Microsoft Corp. has announced plans to team up with former rival Corel Corp. to build a “shared source” implementation of its C# programming language and a companion runtime environment, two of the key pieces of the software vendor’s new Internet-based .Net computing services strategy.
Tony Goodhew, a .Net marketing executive at Microsoft, said the shared source code versions of the software will be freely available for non-commercial development projects, such as those undertaken by “academics and researchers.” But companies that are building .Net-compatible tools will also be able to use the code for purposes such as debugging. Microsoft said the shared source implementation will run on Windows and the open-source FreeBSD operating system, a derivative of Unix.

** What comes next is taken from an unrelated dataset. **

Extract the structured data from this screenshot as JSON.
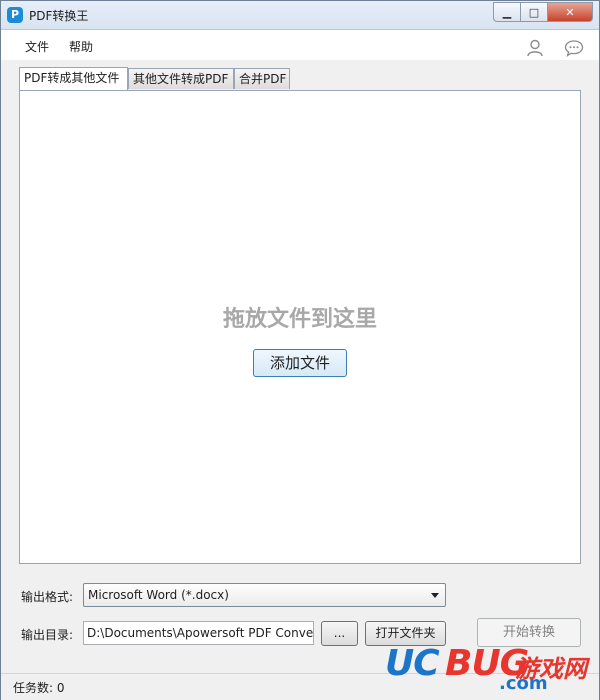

The code for C# (pronounced C-sharp) and Microsoft’s Common Language Infrastructure (CLI) will be published under a shared source licensing framework. Under the program, Microsoft lets companies view, but not modify, the source code for its products.
IBM sees 30 per cent hike in apps for Linux
Calling it a “major milestone” for Linux, IBM Corp. reported that the number of enterprise-level applications available for the open-source operating system has grown 30 per cent since the start of the year.
The growth is indicative of the growing acceptance towards business applications running on Linux, said Scott Handy, director of Linux solutions and marketing at IBM’s software group. The number of Linux-based business applications available from independent software vendors stands at 2,288 as listed in IBM’s Global Services directory, up from 1,700 at the start of the year, IBM officials said.
Study predicts US$333B in Bluetooth sales by 2006
Though products featuring Bluetooth have been slow to hit the market, the wireless technology is still expected to generate worldwide revenue of just under US$2 billion in 2001, growing to U.S. $333 billion by 2006, according to a study.
The study, published by market research company Frost & Sullivan Ltd., the U.K. branch of U.S.-based Frost & Sullivan Inc., predicts that 4.2 million products using the Bluetooth technology will be shipped to market by the end of this year, with 1.01 billion Bluetooth products making it to market by 2006, said Frost & Sullivan analyst Michael Wall.